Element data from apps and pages
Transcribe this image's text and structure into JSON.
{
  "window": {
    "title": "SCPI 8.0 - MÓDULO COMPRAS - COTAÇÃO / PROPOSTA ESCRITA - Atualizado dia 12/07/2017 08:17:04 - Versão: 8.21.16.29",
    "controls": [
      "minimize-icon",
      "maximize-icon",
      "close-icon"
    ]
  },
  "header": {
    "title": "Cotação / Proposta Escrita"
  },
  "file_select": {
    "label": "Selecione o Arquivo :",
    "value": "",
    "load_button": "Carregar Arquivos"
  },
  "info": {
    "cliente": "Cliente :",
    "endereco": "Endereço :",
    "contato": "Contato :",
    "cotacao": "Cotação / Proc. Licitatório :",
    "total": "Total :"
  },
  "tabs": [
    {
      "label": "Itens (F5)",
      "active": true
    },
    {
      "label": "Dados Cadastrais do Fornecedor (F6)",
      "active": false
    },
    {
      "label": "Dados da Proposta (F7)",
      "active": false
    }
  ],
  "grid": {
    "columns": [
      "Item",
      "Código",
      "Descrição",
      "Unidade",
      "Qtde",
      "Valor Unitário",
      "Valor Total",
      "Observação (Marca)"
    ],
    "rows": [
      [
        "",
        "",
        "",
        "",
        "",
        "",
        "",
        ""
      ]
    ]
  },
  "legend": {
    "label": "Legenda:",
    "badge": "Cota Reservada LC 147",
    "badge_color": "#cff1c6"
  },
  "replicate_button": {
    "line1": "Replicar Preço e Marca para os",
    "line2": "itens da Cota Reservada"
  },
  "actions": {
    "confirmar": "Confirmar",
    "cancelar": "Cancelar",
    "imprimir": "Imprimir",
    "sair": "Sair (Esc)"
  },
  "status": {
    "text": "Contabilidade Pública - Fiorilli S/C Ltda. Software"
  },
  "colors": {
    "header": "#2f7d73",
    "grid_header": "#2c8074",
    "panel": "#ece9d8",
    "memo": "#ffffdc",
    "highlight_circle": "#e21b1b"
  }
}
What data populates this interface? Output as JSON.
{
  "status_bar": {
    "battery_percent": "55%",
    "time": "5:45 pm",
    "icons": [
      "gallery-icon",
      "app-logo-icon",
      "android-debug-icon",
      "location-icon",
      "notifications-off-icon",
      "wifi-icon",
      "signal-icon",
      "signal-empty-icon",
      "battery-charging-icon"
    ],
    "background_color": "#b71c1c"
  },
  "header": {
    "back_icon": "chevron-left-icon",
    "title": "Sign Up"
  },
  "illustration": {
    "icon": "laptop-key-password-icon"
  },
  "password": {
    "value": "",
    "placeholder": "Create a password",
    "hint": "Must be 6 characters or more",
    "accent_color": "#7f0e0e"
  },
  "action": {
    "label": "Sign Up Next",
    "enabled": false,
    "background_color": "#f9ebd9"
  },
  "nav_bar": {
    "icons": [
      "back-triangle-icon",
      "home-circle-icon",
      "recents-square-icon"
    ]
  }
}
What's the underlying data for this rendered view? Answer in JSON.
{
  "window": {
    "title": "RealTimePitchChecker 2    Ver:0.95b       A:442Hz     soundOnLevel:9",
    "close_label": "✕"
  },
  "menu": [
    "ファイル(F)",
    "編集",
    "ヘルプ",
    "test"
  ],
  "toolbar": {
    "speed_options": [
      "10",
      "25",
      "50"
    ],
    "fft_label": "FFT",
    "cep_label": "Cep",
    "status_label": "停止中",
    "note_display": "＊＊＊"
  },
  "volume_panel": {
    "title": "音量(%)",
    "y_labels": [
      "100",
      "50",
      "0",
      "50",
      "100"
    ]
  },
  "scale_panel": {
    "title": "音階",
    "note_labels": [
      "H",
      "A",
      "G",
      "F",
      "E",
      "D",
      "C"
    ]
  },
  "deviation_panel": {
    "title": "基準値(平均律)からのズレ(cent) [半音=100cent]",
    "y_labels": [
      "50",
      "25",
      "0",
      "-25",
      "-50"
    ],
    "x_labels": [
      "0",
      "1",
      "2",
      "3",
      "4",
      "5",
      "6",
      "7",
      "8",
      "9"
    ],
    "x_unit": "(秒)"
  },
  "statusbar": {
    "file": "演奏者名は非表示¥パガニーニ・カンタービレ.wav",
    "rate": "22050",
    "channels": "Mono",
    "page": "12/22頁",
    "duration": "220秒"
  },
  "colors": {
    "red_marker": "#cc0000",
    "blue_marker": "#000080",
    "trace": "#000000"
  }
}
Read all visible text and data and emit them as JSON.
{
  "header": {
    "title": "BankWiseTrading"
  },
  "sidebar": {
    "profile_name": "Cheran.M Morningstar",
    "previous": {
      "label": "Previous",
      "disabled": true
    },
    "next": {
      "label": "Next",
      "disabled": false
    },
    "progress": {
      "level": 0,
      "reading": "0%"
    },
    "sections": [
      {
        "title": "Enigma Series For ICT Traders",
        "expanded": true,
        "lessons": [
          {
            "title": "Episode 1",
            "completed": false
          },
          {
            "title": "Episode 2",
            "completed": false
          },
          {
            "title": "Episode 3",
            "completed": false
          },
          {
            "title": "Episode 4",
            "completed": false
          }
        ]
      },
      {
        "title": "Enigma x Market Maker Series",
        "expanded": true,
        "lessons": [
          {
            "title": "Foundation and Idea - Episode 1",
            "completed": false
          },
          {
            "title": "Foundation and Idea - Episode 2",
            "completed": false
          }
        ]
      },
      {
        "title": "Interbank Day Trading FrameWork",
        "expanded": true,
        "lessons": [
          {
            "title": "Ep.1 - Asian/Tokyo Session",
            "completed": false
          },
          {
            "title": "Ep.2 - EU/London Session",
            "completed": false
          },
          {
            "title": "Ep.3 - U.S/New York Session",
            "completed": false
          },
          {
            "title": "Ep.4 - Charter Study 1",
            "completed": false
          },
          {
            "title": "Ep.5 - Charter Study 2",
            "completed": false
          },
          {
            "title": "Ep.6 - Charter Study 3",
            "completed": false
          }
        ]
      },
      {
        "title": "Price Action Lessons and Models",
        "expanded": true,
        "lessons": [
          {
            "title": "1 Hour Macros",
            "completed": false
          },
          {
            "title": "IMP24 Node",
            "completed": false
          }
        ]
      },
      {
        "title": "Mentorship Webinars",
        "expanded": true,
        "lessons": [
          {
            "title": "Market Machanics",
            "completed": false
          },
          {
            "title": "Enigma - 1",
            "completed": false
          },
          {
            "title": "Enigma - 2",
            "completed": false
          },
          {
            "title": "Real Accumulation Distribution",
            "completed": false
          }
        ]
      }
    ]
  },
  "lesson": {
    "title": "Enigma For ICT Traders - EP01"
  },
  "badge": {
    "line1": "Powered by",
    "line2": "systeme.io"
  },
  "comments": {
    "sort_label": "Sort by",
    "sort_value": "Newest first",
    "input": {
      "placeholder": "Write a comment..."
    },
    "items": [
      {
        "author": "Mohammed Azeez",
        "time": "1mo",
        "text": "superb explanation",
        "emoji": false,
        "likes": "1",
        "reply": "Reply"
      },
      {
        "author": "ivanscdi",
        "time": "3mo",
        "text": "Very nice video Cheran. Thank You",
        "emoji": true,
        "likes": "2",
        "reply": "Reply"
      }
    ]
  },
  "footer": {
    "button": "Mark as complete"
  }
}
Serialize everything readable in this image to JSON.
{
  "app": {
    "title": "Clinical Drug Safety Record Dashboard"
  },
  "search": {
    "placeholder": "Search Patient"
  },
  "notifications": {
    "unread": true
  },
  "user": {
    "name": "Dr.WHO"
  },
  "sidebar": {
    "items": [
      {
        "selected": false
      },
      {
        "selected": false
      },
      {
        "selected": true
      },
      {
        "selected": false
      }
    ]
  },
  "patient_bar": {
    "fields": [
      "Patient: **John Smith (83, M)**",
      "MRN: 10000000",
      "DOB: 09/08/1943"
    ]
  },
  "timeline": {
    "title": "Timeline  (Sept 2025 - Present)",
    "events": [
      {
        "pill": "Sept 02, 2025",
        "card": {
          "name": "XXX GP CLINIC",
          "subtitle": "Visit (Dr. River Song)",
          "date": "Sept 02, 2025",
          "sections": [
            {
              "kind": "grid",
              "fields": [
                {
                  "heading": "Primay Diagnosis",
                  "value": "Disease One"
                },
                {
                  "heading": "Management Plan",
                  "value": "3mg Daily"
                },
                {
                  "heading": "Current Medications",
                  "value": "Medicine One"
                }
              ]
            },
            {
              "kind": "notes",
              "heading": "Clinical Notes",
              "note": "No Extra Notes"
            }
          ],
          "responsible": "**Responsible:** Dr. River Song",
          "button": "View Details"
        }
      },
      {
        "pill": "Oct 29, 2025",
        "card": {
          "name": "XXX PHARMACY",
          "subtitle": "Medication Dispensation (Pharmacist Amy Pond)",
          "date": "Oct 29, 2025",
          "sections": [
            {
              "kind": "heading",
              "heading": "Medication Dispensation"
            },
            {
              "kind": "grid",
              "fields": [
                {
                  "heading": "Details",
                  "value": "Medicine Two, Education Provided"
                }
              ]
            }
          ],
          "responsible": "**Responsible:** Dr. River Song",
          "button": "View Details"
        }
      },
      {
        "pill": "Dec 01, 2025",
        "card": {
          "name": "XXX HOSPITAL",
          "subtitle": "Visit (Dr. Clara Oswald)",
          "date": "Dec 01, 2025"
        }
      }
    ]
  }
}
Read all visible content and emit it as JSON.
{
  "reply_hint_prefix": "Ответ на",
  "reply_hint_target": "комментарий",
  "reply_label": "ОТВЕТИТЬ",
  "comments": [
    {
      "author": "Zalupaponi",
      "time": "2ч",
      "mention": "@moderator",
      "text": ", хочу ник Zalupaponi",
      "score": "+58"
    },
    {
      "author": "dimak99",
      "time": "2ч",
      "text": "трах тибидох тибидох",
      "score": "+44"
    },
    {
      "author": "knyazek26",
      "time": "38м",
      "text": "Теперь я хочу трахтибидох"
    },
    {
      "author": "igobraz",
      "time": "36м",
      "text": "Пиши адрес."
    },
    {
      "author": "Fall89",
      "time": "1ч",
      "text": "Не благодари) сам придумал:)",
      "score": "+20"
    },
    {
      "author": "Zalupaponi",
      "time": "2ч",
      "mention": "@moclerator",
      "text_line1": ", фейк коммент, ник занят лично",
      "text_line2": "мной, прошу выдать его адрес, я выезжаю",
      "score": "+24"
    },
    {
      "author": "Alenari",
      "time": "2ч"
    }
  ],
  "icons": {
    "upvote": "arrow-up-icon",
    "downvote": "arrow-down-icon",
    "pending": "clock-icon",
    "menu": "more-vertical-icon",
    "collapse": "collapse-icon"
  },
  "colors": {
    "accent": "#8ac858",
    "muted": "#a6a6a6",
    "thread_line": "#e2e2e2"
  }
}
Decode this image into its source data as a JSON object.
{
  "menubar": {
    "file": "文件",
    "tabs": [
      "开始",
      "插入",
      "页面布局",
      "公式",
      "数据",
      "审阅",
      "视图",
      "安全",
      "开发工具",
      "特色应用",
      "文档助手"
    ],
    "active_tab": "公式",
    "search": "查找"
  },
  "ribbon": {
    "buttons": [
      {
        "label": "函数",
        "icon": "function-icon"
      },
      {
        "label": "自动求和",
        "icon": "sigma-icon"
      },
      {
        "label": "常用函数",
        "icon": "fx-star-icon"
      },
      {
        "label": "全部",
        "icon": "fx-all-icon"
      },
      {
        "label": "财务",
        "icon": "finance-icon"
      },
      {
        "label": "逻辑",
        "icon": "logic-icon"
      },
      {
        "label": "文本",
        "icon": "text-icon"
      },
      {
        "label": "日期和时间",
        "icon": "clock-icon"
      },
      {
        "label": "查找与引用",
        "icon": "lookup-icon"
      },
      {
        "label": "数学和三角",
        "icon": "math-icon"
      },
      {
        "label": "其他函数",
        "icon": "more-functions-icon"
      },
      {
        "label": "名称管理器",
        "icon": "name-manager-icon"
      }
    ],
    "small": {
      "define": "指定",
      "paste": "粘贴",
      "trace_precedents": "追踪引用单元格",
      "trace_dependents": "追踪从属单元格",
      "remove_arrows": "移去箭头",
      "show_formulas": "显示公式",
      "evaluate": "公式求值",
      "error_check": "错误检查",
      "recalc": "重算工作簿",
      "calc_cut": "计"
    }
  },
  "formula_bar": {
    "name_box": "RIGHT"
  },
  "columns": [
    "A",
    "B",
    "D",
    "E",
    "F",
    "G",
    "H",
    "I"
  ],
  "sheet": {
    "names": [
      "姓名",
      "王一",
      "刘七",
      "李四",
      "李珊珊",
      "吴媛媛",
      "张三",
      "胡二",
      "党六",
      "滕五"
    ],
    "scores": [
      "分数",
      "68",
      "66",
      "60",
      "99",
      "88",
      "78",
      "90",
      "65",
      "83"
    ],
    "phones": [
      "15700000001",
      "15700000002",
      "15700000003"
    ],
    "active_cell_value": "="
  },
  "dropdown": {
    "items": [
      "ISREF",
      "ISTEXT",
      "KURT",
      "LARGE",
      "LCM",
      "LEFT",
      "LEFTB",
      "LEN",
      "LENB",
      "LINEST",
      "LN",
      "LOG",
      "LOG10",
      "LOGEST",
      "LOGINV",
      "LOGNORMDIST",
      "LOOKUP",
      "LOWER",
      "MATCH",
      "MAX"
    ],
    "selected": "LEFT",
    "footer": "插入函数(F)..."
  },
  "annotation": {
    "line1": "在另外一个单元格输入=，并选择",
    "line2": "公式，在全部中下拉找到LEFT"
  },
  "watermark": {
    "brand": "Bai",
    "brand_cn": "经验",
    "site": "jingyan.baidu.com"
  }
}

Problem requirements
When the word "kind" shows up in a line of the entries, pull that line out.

Solution to this task
              "kind": "grid",
              "kind": "notes",
              "kind": "heading",
              "kind": "grid",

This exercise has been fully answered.